At this time of year, students across the country are putting the finishing touches to their coursework, hitting the books for the exams ahead and preparing to take the first step into 'the real world'.

We're going to share our experiences on how to move from student life into the world of professional web design.

It's a sad but true fact that many graduates have still not been able to secure positions as web designers.

It's becoming increasingly difficult to leave higher education and gain immediate employment.

Many companies are unwilling to take on graduates because they lack 'real world' experience – but how will you ever get that experience if you can't get a job?

The perfect portfolio

The first thing you need to get right is your portfolio site. This is the main arena in which you'll showcase your work, enabling potential employers to gauge your design capabilities and get an insight into your thought processes and flows.

When considering the layout of the portfolio and which elements to include, it's important that each project contains an image and a description. You may also wish to include a short narrative on the tools you've used, explaining the benefits that made you choose them.

If you have a piece of work that's currently live, then offer a link. I've read countless blog posts that instruct graduates not to include their university/college work in their portfolio as this doesn't relate to 'real industry projects'.

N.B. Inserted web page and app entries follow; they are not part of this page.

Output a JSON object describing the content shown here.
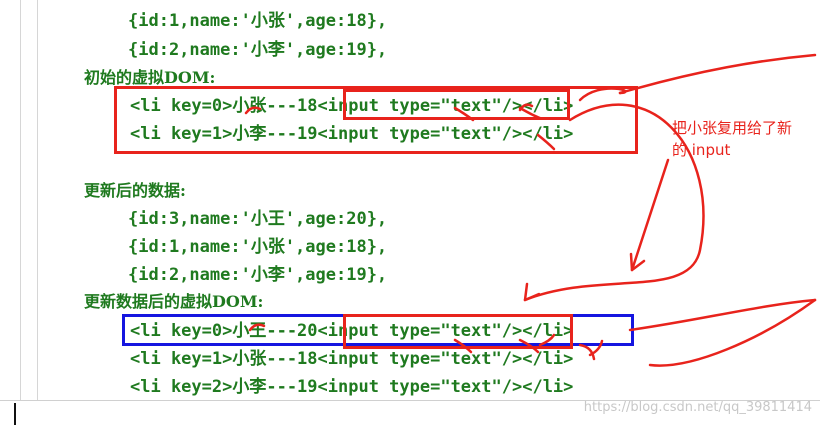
{
  "lines": {
    "l1": "{id:1,name:'小张',age:18},",
    "l2": "{id:2,name:'小李',age:19},",
    "initial_heading": "初始的虚拟DOM:",
    "init_li0": "<li key=0>小张---18<input type=\"text\"/></li>",
    "init_li1": "<li key=1>小李---19<input type=\"text\"/></li>",
    "updated_heading": "更新后的数据:",
    "u1": "{id:3,name:'小王',age:20},",
    "u2": "{id:1,name:'小张',age:18},",
    "u3": "{id:2,name:'小李',age:19},",
    "new_heading": "更新数据后的虚拟DOM:",
    "new_li0": "<li key=0>小王---20<input type=\"text\"/></li>",
    "new_li1": "<li key=1>小张---18<input type=\"text\"/></li>",
    "new_li2": "<li key=2>小李---19<input type=\"text\"/></li>"
  },
  "annotation": {
    "note_line1": "把小张复用给了新",
    "note_line2": "的 input"
  },
  "watermark": "https://blog.csdn.net/qq_39811414",
  "colors": {
    "code_text": "#1f7a1f",
    "annotation_red": "#e8231c",
    "annotation_blue": "#1515e0"
  }
}
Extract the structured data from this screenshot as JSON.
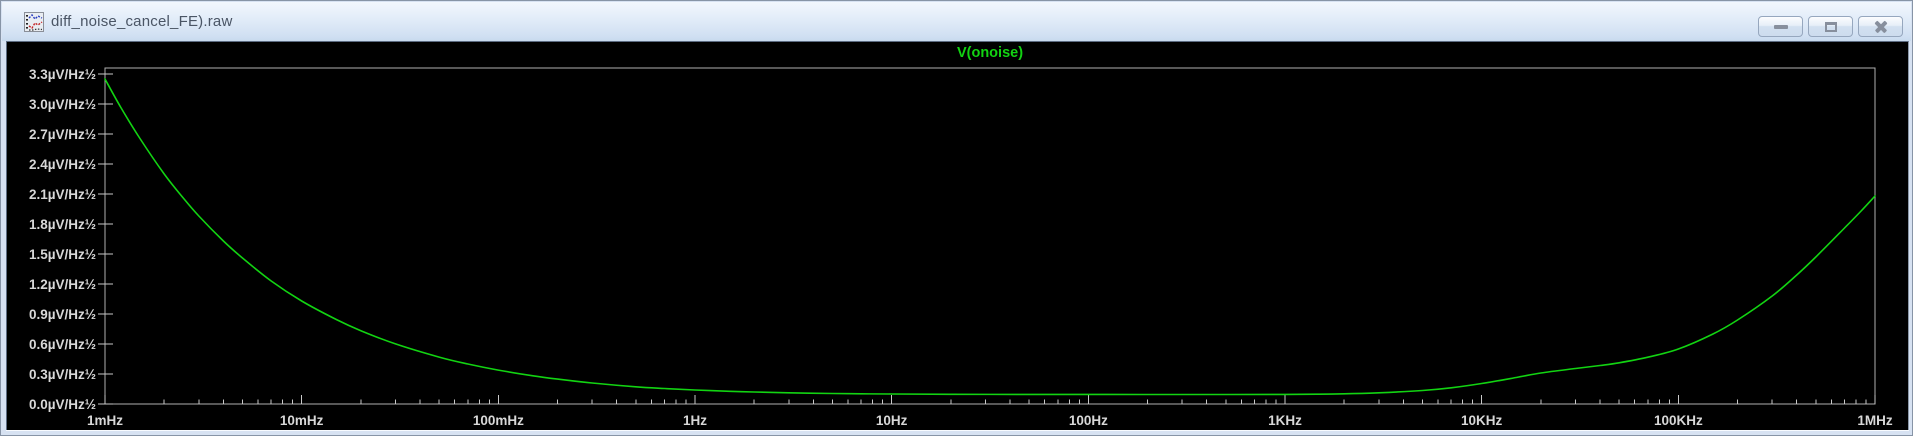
{
  "window": {
    "title": "diff_noise_cancel_FE).raw",
    "icon": "waveform-document-icon",
    "buttons": {
      "minimize": "minimize",
      "maximize": "maximize",
      "close": "close"
    }
  },
  "chart_data": {
    "type": "line",
    "title": "V(onoise)",
    "x_scale": "log",
    "x_unit": "Hz",
    "y_unit": "µV/Hz½",
    "x_range": [
      0.001,
      1000000
    ],
    "y_range": [
      0,
      3.36
    ],
    "grid": false,
    "legend_position": "top-center",
    "colors": {
      "trace": "#12d312",
      "axis_border": "#b0b0b0",
      "tick": "#c9c9c9",
      "axis_text": "#d8d8d8",
      "background": "#000000"
    },
    "x_ticks": [
      {
        "f": 0.001,
        "label": "1mHz"
      },
      {
        "f": 0.01,
        "label": "10mHz"
      },
      {
        "f": 0.1,
        "label": "100mHz"
      },
      {
        "f": 1,
        "label": "1Hz"
      },
      {
        "f": 10,
        "label": "10Hz"
      },
      {
        "f": 100,
        "label": "100Hz"
      },
      {
        "f": 1000,
        "label": "1KHz"
      },
      {
        "f": 10000,
        "label": "10KHz"
      },
      {
        "f": 100000,
        "label": "100KHz"
      },
      {
        "f": 1000000,
        "label": "1MHz"
      }
    ],
    "y_ticks": [
      {
        "v": 0.0,
        "label": "0.0µV/Hz½"
      },
      {
        "v": 0.3,
        "label": "0.3µV/Hz½"
      },
      {
        "v": 0.6,
        "label": "0.6µV/Hz½"
      },
      {
        "v": 0.9,
        "label": "0.9µV/Hz½"
      },
      {
        "v": 1.2,
        "label": "1.2µV/Hz½"
      },
      {
        "v": 1.5,
        "label": "1.5µV/Hz½"
      },
      {
        "v": 1.8,
        "label": "1.8µV/Hz½"
      },
      {
        "v": 2.1,
        "label": "2.1µV/Hz½"
      },
      {
        "v": 2.4,
        "label": "2.4µV/Hz½"
      },
      {
        "v": 2.7,
        "label": "2.7µV/Hz½"
      },
      {
        "v": 3.0,
        "label": "3.0µV/Hz½"
      },
      {
        "v": 3.3,
        "label": "3.3µV/Hz½"
      }
    ],
    "series": [
      {
        "name": "V(onoise)",
        "color": "#12d312",
        "points": [
          [
            0.001,
            3.25
          ],
          [
            0.0012,
            2.97
          ],
          [
            0.0015,
            2.66
          ],
          [
            0.002,
            2.3
          ],
          [
            0.0025,
            2.06
          ],
          [
            0.003,
            1.88
          ],
          [
            0.004,
            1.63
          ],
          [
            0.005,
            1.46
          ],
          [
            0.007,
            1.23
          ],
          [
            0.01,
            1.03
          ],
          [
            0.015,
            0.845
          ],
          [
            0.02,
            0.733
          ],
          [
            0.03,
            0.601
          ],
          [
            0.05,
            0.469
          ],
          [
            0.07,
            0.4
          ],
          [
            0.1,
            0.339
          ],
          [
            0.15,
            0.282
          ],
          [
            0.2,
            0.249
          ],
          [
            0.3,
            0.21
          ],
          [
            0.5,
            0.172
          ],
          [
            0.7,
            0.155
          ],
          [
            1,
            0.14
          ],
          [
            1.5,
            0.127
          ],
          [
            2,
            0.12
          ],
          [
            3,
            0.112
          ],
          [
            5,
            0.105
          ],
          [
            7,
            0.102
          ],
          [
            10,
            0.1
          ],
          [
            20,
            0.097
          ],
          [
            50,
            0.0957
          ],
          [
            100,
            0.0953
          ],
          [
            200,
            0.095
          ],
          [
            500,
            0.095
          ],
          [
            1000,
            0.096
          ],
          [
            1500,
            0.098
          ],
          [
            2000,
            0.102
          ],
          [
            3000,
            0.112
          ],
          [
            5000,
            0.135
          ],
          [
            7000,
            0.162
          ],
          [
            10000,
            0.205
          ],
          [
            15000,
            0.265
          ],
          [
            20000,
            0.31
          ],
          [
            30000,
            0.355
          ],
          [
            40000,
            0.385
          ],
          [
            50000,
            0.412
          ],
          [
            70000,
            0.468
          ],
          [
            100000,
            0.55
          ],
          [
            150000,
            0.7
          ],
          [
            200000,
            0.84
          ],
          [
            300000,
            1.08
          ],
          [
            400000,
            1.29
          ],
          [
            500000,
            1.47
          ],
          [
            700000,
            1.76
          ],
          [
            850000,
            1.93
          ],
          [
            1000000,
            2.08
          ]
        ]
      }
    ]
  }
}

It's certainly best to prioritise any commercial work you may have done, but unfortunately many graduates won't have had the chance to do any yet – and you can only work with what you've got!

Tell them about yourself

The About Me section of your site is another opportunity to sell yourself. Unlike the portfolio, this is obviously tailored to you, the person. By laying out your personal interests and detailing the route you have taken, you're providing the reader with a map of your journey and how you're working to drive your ambitions into reality.

Highlight any awards or achievements. Take pride in what you've achieved and if possible link in a few testimonials so that viewers are able to see what kind of person you are. Adding a picture is also beneficial as it allows the employers and potential clients to put a name to a face. You've just inserted another imaginary bookmark in their head.

When moving into 'the real world', it's important to make as many connections as possible. Online communities such as Twitter, LinkedIn and Facebook will help you interact with other designers while sites such as Digg and Design Float can provide you with free marketing and help to get your work 'out there'.

Posting links to your social network profiles also helps you make connections with people, who until now will have been nameless and unknown. When networking, the golden rule is this: don't be shy!

Email local firms for advice. You might want to consider asking if you can work for them for a specified period without pay. Web firms are normally quite accommodating and may well be happy to have you in. As Paul Boag recently said: "In many ways the web design community is awesome. There aren't many industries where direct competitors talk to one another so openly and freely".

If you know of a local web agency, then why not make the trip and go directly to its office? You're exhibiting both initiative and a determination to succeed: personal traits that every employer looks for in an employee.